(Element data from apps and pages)
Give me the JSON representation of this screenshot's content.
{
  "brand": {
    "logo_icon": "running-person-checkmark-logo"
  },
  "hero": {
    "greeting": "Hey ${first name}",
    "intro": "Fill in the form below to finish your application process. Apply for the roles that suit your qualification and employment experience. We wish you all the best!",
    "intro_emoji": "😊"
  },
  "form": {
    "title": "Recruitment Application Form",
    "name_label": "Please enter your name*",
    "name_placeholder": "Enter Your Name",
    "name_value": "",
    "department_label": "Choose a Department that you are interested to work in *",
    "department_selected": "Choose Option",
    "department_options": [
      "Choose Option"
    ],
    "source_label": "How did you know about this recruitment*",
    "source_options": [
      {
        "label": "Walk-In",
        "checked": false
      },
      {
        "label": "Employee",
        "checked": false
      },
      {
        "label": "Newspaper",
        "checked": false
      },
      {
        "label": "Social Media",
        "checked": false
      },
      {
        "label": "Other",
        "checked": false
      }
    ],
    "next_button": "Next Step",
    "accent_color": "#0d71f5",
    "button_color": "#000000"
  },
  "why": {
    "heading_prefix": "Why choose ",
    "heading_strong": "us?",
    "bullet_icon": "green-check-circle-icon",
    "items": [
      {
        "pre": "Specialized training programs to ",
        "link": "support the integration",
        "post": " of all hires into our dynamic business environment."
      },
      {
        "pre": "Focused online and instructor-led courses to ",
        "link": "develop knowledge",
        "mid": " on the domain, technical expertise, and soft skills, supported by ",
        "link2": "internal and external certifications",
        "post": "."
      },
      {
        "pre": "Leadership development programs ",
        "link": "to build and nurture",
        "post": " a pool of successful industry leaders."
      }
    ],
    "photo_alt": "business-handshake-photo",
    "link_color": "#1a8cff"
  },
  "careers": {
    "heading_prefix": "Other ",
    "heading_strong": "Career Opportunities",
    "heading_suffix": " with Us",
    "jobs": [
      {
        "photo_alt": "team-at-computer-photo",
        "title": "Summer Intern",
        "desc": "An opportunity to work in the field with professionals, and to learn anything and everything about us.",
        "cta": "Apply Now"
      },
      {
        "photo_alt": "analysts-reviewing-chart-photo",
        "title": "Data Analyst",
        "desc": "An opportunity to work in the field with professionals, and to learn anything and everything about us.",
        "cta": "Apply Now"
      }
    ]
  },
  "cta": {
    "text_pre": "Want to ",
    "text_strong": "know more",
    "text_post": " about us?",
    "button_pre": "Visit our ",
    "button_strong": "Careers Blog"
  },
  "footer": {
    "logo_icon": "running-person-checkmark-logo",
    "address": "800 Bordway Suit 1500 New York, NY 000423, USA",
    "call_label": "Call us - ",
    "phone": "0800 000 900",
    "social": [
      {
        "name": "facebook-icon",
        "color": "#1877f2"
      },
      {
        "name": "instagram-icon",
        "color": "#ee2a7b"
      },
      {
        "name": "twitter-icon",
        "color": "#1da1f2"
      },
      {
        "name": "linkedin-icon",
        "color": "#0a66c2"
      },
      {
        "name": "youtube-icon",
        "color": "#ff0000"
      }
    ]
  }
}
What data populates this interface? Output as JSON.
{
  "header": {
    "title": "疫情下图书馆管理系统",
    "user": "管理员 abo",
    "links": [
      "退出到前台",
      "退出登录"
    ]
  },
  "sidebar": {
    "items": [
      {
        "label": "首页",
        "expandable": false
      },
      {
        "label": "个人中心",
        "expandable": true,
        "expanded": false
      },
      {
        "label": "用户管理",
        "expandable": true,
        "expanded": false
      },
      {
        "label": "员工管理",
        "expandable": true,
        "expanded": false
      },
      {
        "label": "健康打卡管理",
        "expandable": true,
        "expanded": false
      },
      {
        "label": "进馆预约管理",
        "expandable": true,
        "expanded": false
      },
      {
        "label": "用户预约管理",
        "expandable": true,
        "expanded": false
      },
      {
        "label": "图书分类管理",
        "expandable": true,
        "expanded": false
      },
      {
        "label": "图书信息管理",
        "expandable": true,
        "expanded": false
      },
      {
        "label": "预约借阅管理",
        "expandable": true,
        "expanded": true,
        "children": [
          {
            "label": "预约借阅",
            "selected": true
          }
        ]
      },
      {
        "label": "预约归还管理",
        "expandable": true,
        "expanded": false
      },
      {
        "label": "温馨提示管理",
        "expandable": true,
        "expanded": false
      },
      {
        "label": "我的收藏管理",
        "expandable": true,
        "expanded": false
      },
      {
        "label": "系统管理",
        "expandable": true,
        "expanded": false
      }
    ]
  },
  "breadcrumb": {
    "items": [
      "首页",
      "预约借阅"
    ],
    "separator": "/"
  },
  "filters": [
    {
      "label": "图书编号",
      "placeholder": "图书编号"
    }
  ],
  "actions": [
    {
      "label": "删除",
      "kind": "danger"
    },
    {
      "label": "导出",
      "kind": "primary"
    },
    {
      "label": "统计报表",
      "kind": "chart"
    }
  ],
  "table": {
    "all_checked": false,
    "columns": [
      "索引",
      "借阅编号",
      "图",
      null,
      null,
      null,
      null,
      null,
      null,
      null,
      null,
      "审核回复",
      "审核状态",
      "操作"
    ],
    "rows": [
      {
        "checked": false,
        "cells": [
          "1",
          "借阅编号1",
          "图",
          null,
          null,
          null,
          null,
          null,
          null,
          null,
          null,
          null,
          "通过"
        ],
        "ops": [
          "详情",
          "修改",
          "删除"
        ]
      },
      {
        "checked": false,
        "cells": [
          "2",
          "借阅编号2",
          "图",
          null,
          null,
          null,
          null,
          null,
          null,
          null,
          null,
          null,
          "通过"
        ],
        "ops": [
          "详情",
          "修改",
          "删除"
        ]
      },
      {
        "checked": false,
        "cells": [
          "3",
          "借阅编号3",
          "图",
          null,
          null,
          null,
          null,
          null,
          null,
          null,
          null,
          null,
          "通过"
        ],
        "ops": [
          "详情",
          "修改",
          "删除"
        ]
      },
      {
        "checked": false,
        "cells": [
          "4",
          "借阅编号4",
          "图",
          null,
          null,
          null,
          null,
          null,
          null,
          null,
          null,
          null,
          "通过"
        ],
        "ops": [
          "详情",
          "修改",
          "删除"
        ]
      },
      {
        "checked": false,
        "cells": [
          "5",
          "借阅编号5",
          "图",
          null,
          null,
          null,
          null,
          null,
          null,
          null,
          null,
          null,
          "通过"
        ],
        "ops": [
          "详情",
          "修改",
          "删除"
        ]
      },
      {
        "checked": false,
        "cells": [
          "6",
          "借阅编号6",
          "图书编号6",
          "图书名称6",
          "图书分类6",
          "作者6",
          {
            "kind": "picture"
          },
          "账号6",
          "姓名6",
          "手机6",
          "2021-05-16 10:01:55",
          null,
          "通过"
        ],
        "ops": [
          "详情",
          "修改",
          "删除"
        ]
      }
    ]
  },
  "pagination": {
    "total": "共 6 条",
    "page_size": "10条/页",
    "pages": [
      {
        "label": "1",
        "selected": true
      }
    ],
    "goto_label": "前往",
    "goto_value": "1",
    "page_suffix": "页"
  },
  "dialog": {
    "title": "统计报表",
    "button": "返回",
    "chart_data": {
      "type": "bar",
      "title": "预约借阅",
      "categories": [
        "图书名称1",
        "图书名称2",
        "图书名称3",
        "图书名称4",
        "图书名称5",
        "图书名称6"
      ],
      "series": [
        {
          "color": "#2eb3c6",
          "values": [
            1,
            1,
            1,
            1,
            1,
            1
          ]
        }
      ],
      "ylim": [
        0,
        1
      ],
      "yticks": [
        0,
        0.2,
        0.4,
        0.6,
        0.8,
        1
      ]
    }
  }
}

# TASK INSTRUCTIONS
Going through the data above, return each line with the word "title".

# COMPLETED EXERCISE
    "title": "Recruitment Application Form",
        "title": "Summer Intern",
        "title": "Data Analyst",
    "title": "疫情下图书馆管理系统",
    "title": "统计报表",
      "title": "预约借阅",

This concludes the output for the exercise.